Start of Provided data

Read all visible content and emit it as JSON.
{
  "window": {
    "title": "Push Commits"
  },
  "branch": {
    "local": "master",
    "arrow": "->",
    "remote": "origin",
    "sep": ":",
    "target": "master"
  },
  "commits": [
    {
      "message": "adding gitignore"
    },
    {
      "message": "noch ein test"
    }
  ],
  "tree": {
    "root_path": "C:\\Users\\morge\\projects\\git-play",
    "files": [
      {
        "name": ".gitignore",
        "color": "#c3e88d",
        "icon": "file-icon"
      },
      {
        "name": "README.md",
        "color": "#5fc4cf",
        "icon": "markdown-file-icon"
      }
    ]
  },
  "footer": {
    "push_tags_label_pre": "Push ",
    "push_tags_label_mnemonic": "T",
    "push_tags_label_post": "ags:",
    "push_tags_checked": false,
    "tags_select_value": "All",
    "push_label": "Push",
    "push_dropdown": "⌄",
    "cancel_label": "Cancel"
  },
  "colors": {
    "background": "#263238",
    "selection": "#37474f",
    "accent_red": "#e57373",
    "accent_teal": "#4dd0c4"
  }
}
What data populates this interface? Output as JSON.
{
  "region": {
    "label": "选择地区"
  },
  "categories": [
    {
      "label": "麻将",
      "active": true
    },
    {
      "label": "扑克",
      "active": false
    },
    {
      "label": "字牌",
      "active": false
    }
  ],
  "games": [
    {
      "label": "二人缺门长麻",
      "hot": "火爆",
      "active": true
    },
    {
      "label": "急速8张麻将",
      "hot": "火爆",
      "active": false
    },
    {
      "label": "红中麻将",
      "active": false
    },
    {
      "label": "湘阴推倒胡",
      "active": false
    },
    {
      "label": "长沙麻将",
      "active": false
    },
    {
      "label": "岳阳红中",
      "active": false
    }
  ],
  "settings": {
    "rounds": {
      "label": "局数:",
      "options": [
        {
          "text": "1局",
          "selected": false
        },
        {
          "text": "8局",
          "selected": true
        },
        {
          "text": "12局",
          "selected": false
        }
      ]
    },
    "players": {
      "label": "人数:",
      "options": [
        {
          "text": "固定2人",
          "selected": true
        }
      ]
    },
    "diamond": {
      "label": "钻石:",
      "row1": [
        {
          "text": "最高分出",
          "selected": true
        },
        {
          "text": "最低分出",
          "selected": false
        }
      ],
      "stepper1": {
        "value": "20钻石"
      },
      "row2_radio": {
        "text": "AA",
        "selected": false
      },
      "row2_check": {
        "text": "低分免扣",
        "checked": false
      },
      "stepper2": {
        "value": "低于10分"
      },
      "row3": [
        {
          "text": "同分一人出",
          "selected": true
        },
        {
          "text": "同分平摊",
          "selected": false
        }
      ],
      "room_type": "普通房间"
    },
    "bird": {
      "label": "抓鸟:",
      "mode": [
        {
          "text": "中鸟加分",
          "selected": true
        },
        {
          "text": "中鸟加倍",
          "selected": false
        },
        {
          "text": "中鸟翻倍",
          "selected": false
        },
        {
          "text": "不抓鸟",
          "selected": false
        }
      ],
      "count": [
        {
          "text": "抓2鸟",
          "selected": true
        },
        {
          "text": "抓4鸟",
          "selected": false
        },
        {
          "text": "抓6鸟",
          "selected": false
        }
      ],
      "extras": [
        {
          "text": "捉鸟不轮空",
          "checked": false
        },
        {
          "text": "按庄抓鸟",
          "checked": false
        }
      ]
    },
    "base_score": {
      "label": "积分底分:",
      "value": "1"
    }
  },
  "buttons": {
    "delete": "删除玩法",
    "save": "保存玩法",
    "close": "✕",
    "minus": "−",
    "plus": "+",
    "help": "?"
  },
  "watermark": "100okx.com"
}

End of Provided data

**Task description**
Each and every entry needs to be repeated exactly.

**Output of the task**
Read all visible content and emit it as JSON.
{
  "window": {
    "title": "Push Commits"
  },
  "branch": {
    "local": "master",
    "arrow": "->",
    "remote": "origin",
    "sep": ":",
    "target": "master"
  },
  "commits": [
    {
      "message": "adding gitignore"
    },
    {
      "message": "noch ein test"
    }
  ],
  "tree": {
    "root_path": "C:\\Users\\morge\\projects\\git-play",
    "files": [
      {
        "name": ".gitignore",
        "color": "#c3e88d",
        "icon": "file-icon"
      },
      {
        "name": "README.md",
        "color": "#5fc4cf",
        "icon": "markdown-file-icon"
      }
    ]
  },
  "footer": {
    "push_tags_label_pre": "Push ",
    "push_tags_label_mnemonic": "T",
    "push_tags_label_post": "ags:",
    "push_tags_checked": false,
    "tags_select_value": "All",
    "push_label": "Push",
    "push_dropdown": "⌄",
    "cancel_label": "Cancel"
  },
  "colors": {
    "background": "#263238",
    "selection": "#37474f",
    "accent_red": "#e57373",
    "accent_teal": "#4dd0c4"
  }
}
What data populates this interface? Output as JSON.
{
  "region": {
    "label": "选择地区"
  },
  "categories": [
    {
      "label": "麻将",
      "active": true
    },
    {
      "label": "扑克",
      "active": false
    },
    {
      "label": "字牌",
      "active": false
    }
  ],
  "games": [
    {
      "label": "二人缺门长麻",
      "hot": "火爆",
      "active": true
    },
    {
      "label": "急速8张麻将",
      "hot": "火爆",
      "active": false
    },
    {
      "label": "红中麻将",
      "active": false
    },
    {
      "label": "湘阴推倒胡",
      "active": false
    },
    {
      "label": "长沙麻将",
      "active": false
    },
    {
      "label": "岳阳红中",
      "active": false
    }
  ],
  "settings": {
    "rounds": {
      "label": "局数:",
      "options": [
        {
          "text": "1局",
          "selected": false
        },
        {
          "text": "8局",
          "selected": true
        },
        {
          "text": "12局",
          "selected": false
        }
      ]
    },
    "players": {
      "label": "人数:",
      "options": [
        {
          "text": "固定2人",
          "selected": true
        }
      ]
    },
    "diamond": {
      "label": "钻石:",
      "row1": [
        {
          "text": "最高分出",
          "selected": true
        },
        {
          "text": "最低分出",
          "selected": false
        }
      ],
      "stepper1": {
        "value": "20钻石"
      },
      "row2_radio": {
        "text": "AA",
        "selected": false
      },
      "row2_check": {
        "text": "低分免扣",
        "checked": false
      },
      "stepper2": {
        "value": "低于10分"
      },
      "row3": [
        {
          "text": "同分一人出",
          "selected": true
        },
        {
          "text": "同分平摊",
          "selected": false
        }
      ],
      "room_type": "普通房间"
    },
    "bird": {
      "label": "抓鸟:",
      "mode": [
        {
          "text": "中鸟加分",
          "selected": true
        },
        {
          "text": "中鸟加倍",
          "selected": false
        },
        {
          "text": "中鸟翻倍",
          "selected": false
        },
        {
          "text": "不抓鸟",
          "selected": false
        }
      ],
      "count": [
        {
          "text": "抓2鸟",
          "selected": true
        },
        {
          "text": "抓4鸟",
          "selected": false
        },
        {
          "text": "抓6鸟",
          "selected": false
        }
      ],
      "extras": [
        {
          "text": "捉鸟不轮空",
          "checked": false
        },
        {
          "text": "按庄抓鸟",
          "checked": false
        }
      ]
    },
    "base_score": {
      "label": "积分底分:",
      "value": "1"
    }
  },
  "buttons": {
    "delete": "删除玩法",
    "save": "保存玩法",
    "close": "✕",
    "minus": "−",
    "plus": "+",
    "help": "?"
  },
  "watermark": "100okx.com"
}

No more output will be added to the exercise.